AP Lab 3 Sample 4 Mitosis

All cells come from other cells. New cells are formed during cell division which involves both the replication of the cell’s nucleus and division of the cytoplasm. The two kinds of cellular division are mitosis and meiosis. Mitosis usually makes body cells, somatic cells. Mitosis is used in adult cells for asexual reproduction, regeneration, and the maintenance and repair of body parts. The process called meiosis makes gametes, sperm and eggs, and spores in plants. Gamete or spore cells have half the chromosomes that the parent cell has.

Mitosis is the first of the cell divisions studied in this lab. It is easily observed in cells that are growing at a fast paces such as whitefish blastula or onion root tips, which are used in this lab. The onion root tips have the highest percentage of cells going through mitosis. The whitefish blastula is formed directly after the egg is fertilized. This is a period of a fast paced growth and numerous cellular divisions where mitosis can be observed. Just before mitosis the cell is in interphase, a part of the cell cycle where the cell has a distinct nucleus and nucleoli. Next is prophase, where the chromatin thickens into distinct chromosomes and the nuclear envelope breaks open releasing them into the cytoplasm. The first signs of the spindle apparatus begin to appear. Next the cell begins metaphase, where the spindle attaches to the centromere of each chromosome pair and moves them to the middle of the cell. This level position is called the metaphase plate. Then anaphase begins when the chromatids are separated and pulled to the opposite poles. The final stage is telophase where the nuclear envelope is reformed and the chromosomes gradually uncoil. Cytokinesis then may occur forming a cleavage furrow and then the two daughter cells will separate.

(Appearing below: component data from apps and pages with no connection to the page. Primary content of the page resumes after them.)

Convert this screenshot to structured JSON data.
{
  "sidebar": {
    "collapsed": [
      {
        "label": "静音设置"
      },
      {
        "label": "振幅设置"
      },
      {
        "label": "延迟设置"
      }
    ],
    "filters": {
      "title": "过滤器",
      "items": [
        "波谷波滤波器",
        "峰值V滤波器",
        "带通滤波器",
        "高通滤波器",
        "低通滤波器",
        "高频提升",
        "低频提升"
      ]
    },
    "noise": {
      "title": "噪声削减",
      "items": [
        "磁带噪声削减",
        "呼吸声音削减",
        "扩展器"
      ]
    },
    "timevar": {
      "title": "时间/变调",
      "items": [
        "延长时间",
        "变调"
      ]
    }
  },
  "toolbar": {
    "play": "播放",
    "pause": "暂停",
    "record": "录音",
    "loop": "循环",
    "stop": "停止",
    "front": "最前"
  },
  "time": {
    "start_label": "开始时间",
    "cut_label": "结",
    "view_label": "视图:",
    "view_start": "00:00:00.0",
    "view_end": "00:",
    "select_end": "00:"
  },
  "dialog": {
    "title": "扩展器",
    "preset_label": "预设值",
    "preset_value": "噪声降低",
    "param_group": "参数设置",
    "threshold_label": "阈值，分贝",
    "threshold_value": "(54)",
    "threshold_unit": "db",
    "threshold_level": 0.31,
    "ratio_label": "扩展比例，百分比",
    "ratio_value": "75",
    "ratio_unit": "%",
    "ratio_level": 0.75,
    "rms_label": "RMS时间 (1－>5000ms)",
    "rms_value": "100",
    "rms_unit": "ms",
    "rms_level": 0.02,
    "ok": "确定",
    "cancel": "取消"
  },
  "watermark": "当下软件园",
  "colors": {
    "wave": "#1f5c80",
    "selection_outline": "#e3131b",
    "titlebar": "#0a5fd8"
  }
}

Meiosis is more complex and involves two nuclear divisions. The two divisions are called Meiosis I and Meiosis II. These two divisions result in the production of four haploid gametes. This process allows increased genetic variation due to crossing over where genes can be exchanged. The process, like mitosis, depends on interphase to replicate the DNA. Meiosis begins with prophase I. In this stage, homologous chromosomes move together to form a tetrad. This is where crossing over occurs resulting in the recombination of genes. Metaphase I moves the tetrads to the metaphase plate in the middle of the cell, and anaphase I reduces the tetrads to their original two stranded form and moves them to opposite poles. Telophase I then prepares the cell for its second division. Meiosis II is just like mitosis except that the daughter cells are haploid instead of diploid. DNA replication does not occur in interphase II, and prophase II, metaphase II, anaphase II, and telophase II occur as usual. The only change is the number of chromosomes.

Mitosis is easily observed in the whitefish blastula and the onion root tip. Meiosis and crossing over occurs in the production of gametes, in animals, and spores, in plants.

The materials used in this lab are as follows: light microscopes, prepared slides of whitefish blastula and onion root tips, pencil, and paper.

The materials used in this lab are as follows: light microscopes, prepared slides of onion root tips, paper, and pencil.

The materials used in this section of the lab are as follows: a chromosome simulation kit, pencil and paper.

The materials used in this section of the lab are as follows: light microscopes, prepared slides of Sordaria fimicola, pencil, and paper.

Observe prepared slides of whitefish blastula and onion root tips under the 10X and 40X objectives. Sketch and identify each section of cell division.

Observe every cell and determine what stage the cell is in. Count at least 200 cells total, separating them into groups of the same phase. Consider it takes 24 hours for the onion root-tip cells to complete the cell cycle.

Use the lab book to show how to make the chromosomes. The simulation kit has plenty of beads to use. There are red and yellow beads to be used to show the different chromatids. There is also a piece that resembles half of a centromere which has a magnet to connect to another one.

Use a light microscope to observe the prepared slide and record all data.

The sketches below show the phases of mitosis for the onion root-tip.


Watch the video: Biology - Secret of Life - - Analysing a Gene 2 - DNA Sequencing (January 2022).